Critics of advertising, especially those of the intellectual, high-minded variety, manage to combine in one body of opinion a haughty contempt and a belief that the object of their scorn is invested with almost supernatural powers.
So, when people eat too much of the “wrong” type of food ie, the kind held by enlightened social reformers to cause rampant obesity, or drink too much, or smoke any substance at all (apart from cannabis whose association with youthful folly bestows a detached tolerance) there is, magically, a single remedy capable of saving hundreds of thousands of lives/ the banning of advertising.
It follows that on those occasions when advertising is permitted, great care must be taken to ensure that the malevolent power of which it is capable is bottled up and the cap screwed down. Thus the new regulations allowing gambling to be advertised on television after the watershed (the mythical hour when impressionable young children are held to be safely abed when in truth they are playing violent, bloodthirsty computer games) contain the provision that betting must not be associated with sexual success.
Only someone who believes that advertising is capable of miracles could have come up with that. Short of outright lying – and advertising must be legal, decent, honest and truthful – it would take a work of genius to invest gambling with an erotic allure.

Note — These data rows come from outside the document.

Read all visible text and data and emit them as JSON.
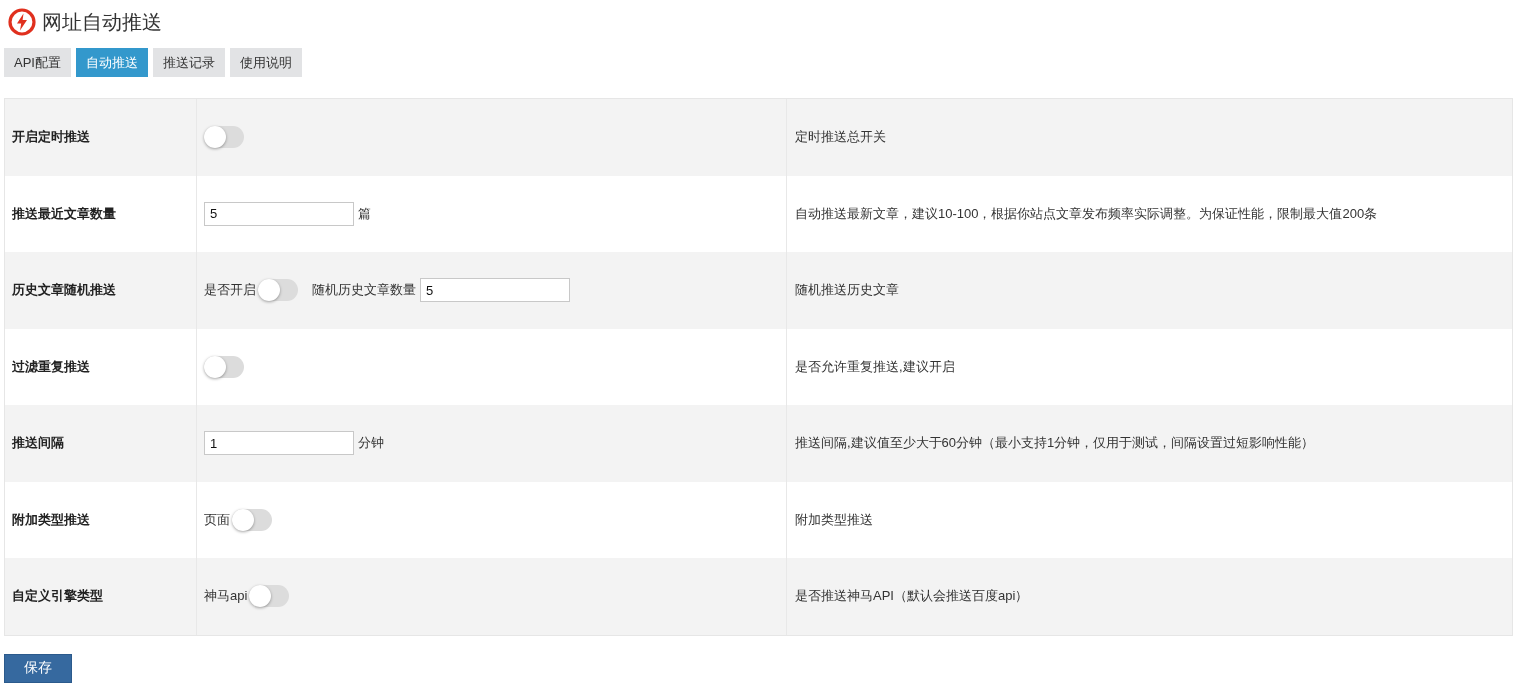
{
  "header": {
    "title": "网址自动推送"
  },
  "tabs": [
    {
      "label": "API配置",
      "selected": false
    },
    {
      "label": "自动推送",
      "selected": true
    },
    {
      "label": "推送记录",
      "selected": false
    },
    {
      "label": "使用说明",
      "selected": false
    }
  ],
  "settings": [
    {
      "label": "开启定时推送",
      "controls": [
        {
          "kind": "toggle",
          "on": false
        }
      ],
      "description": "定时推送总开关"
    },
    {
      "label": "推送最近文章数量",
      "controls": [
        {
          "kind": "input",
          "value": "5"
        },
        {
          "kind": "text",
          "text": "篇"
        }
      ],
      "description": "自动推送最新文章，建议10-100，根据你站点文章发布频率实际调整。为保证性能，限制最大值200条"
    },
    {
      "label": "历史文章随机推送",
      "controls": [
        {
          "kind": "text",
          "text": "是否开启"
        },
        {
          "kind": "toggle",
          "on": false
        },
        {
          "kind": "text",
          "text": "随机历史文章数量"
        },
        {
          "kind": "input",
          "value": "5"
        }
      ],
      "description": "随机推送历史文章"
    },
    {
      "label": "过滤重复推送",
      "controls": [
        {
          "kind": "toggle",
          "on": false
        }
      ],
      "description": "是否允许重复推送,建议开启"
    },
    {
      "label": "推送间隔",
      "controls": [
        {
          "kind": "input",
          "value": "1"
        },
        {
          "kind": "text",
          "text": "分钟"
        }
      ],
      "description": "推送间隔,建议值至少大于60分钟（最小支持1分钟，仅用于测试，间隔设置过短影响性能）"
    },
    {
      "label": "附加类型推送",
      "controls": [
        {
          "kind": "text",
          "text": "页面"
        },
        {
          "kind": "toggle",
          "on": false
        }
      ],
      "description": "附加类型推送"
    },
    {
      "label": "自定义引擎类型",
      "controls": [
        {
          "kind": "text",
          "text": "神马api"
        },
        {
          "kind": "toggle",
          "on": false
        }
      ],
      "description": "是否推送神马API（默认会推送百度api）"
    }
  ],
  "save_button": "保存"
}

I suppose the framers of the legislation might have had James Bond in mind. We have seen films of 007 seated at the roulette table, a sardonic smile creasing his handsome features, a striking brunette gently resting her eye-popping cleavage on the shoulder of his tuxedo, a sharp intake of breath by the encircling admirers as the croupier pushes a mountain of chips towards our hero. Images such as those make gambling glamorous, but as anyone who has been in a casino will testify, the reality is different.
Years ago I was invited to the opening of a casino in London. Seldom have I endured such a depressing experience. An air of sepulchral gloom hung over the tables. The players, many of them women, wore blank expressions, the only discernible emotion being intense boredom. No one smiled, no one laughed. Losing money is a solemn, soulless business.
And casinos are at the flashy, enticing pinnacle of the gambling world. To many working class Britons, Las Vegas seems the most exciting place on earth. Alluring, dangerous, big, gaudy, bright, a magnet for the rich and famous, it has everything that a dim mind might crave. The reality is different. The casinos are vast, glum palaces where yard after yard of rich, painted and ageing widows push coins into slots until their frazzled brains turn to pulp and they can do it no more.
At the tables there are no tuxedos, no adoring blondes, just fat Americans in shirtsleeves cursing their luck.
The British betting shop undoubtedly has an atmosphere all its own. The haunt of the unwashed, the desperate, the unemployed, these tawdry places used to reek of tobacco smoke and stale dreams. Today, the tobacco has gone but it would be fanciful to suggest that the newly clean air is alive with testosterone, the patrons snappy Lotharios, back pockets stuffed with winnings, the girls lining up.
As for bingo, well, there is life in old dogs, and bitches too, but I doubt that anyone goes to the housey-housey hall with a dream date as the target. A little companionship perhaps, a bit of a gossip, a chance to show off the new dentures, but little more than that.
Some of the newly permitted advertising will be for online gambling, but where is the sex appeal in that? Playing cyber-casino is a solitary masturbatory activity and, as with all gambling, is for losers.
Of course, advertising accentuates the positive – that is its purpose. The bookmakers, the casino owners, the bingo hall proprietors, all will feature the glorious prospect of winning, of achieving the modern Briton’s dream, riches without effort. But those claims, absurd though they may be, are not what trouble the legislators. They are fearful that people will be enticed into losing their week’s wages by the prospect of sexual success.
We all know that the best chat-up line of which the typical gambler is honestly capable is, “Well, love, how about it? Your place or back to the sheltered accommodation?”
Then again, maybe, just maybe, the legislators’ fears are justified. There is no accounting for sexual allure. There are women who swoon over fat, bald, tattooed men with rings in their ears and noses, and the kind of legs that couldn’t stop a pig in a passage. If these demigods were also broken losers might they be irresistible?